A minute later and Atherton opened the scoring. It was defender Aaron Cringle who registered his first goal for the club, in rather fortuitous circumstances… although he claims he meant it! I thought rather than describing the goal myself, I would hand responsibilities over to the players themselves. So first up, here is midfielder Paul Townshend, on Cringles goal:
“Andy Walker looked up and clipped a delightful ball into Townshend. Upon hearing the shout from Cringle, he flicked the ball into the path of the advancing right back. What happened next? Only Aaron knows! His first touch took the ball out of his feet. He then looked up and spotted Colls centre forwards in the box. Choosing to ignore these options, he produced the most delicate of chips, catching the keeper off his line as the ball dropped into the back of the net.
Or, alternatively, and honestly, he miss hit a cross and it went in. The Gangnam Style celebration which followed left a lot to be desired!”
After receiving that description, I thought it would only be fair to let Aaron describe his first ever Colls goal too:
“I gave Townshend the shout to flick it on, as I was free behind them. As it was coming to me, I looked up and saw Paul Atherton at the back post. The keeper looked like he was coming out, as if I was going to cross it into Paul. So I decided to put the ball towards the back of the goal, and luckily enough it went in!”
BUT AARON! ANSWER THE QUESTION! DID YOU MEAN IT?
“Yeah! I did mean it! Because if it was a cross it was a shocking one!”
After us lot had debated the goal for a bit the home team found their way back into the match. Equalising on 67 minutes they took full advantage of a goalkeeping error by Carl Williams. Atherton should have cleared their lines, but instead found themselves defending a throw in. The ball was thrown in, and the Daisy Hill striker held play up by playing keepy uppy. He then looped the ball rather hopefully into the area, where again, it wasn’t cleared fully. The ball fell to Daniel Gregory who passed the ball into the bottom right hand corner to equal the scores.
With just 4 minutes remaining, Atherton grabbed a winner. A cross in from the right by Paul Townshend left the keeper in no mans land. Defender Matthew Boland then went to head the ball back to his keeper, only to find that he was miles off his line. The ball took an eternity to roll over the line, but it went in, much to the pleasure of the travelling Colls Ultras.
The game finished.

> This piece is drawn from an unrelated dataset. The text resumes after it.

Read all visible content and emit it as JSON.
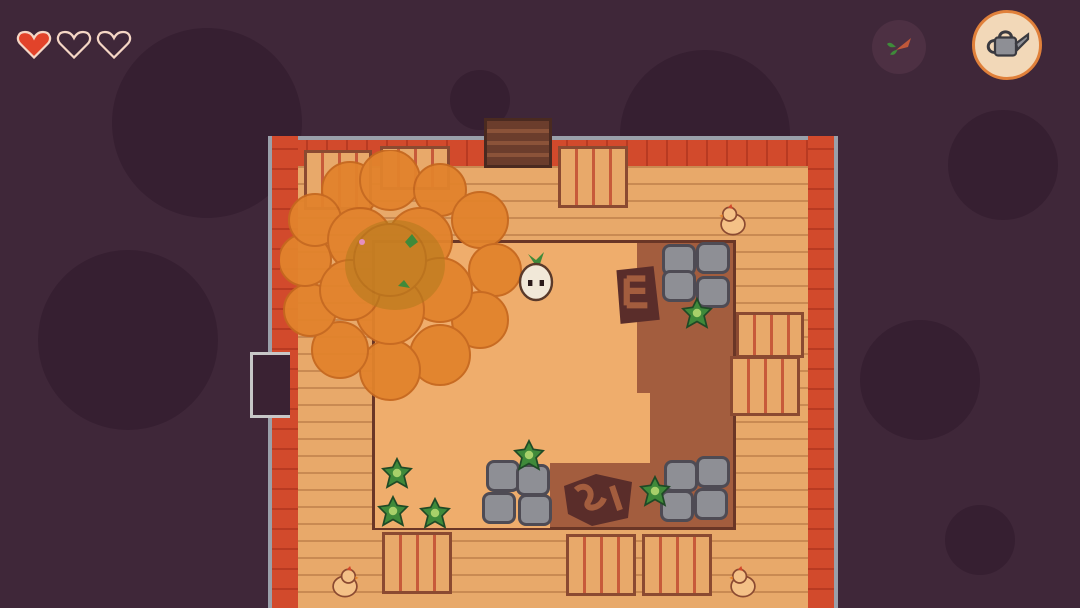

Atherton had won with two lucky goals, but did they care? No. It’s that bit of luck which had deserted the team of late, and hopefully the team will use it as a springboard to start their season properly. I talk about luck, but probably in the wrong context. Atherton were good for their money, and definitely deserved to take all 3 points. To top off a pleasing day, it was good to see that the new players had settled in, and put in good performances.
- DISTANCE TRAVELLED TO GROUND: 2.5 miles
- ADMISSION: Free with an Atherton Collieries pass
- PROGRAMME PRICE: £1.50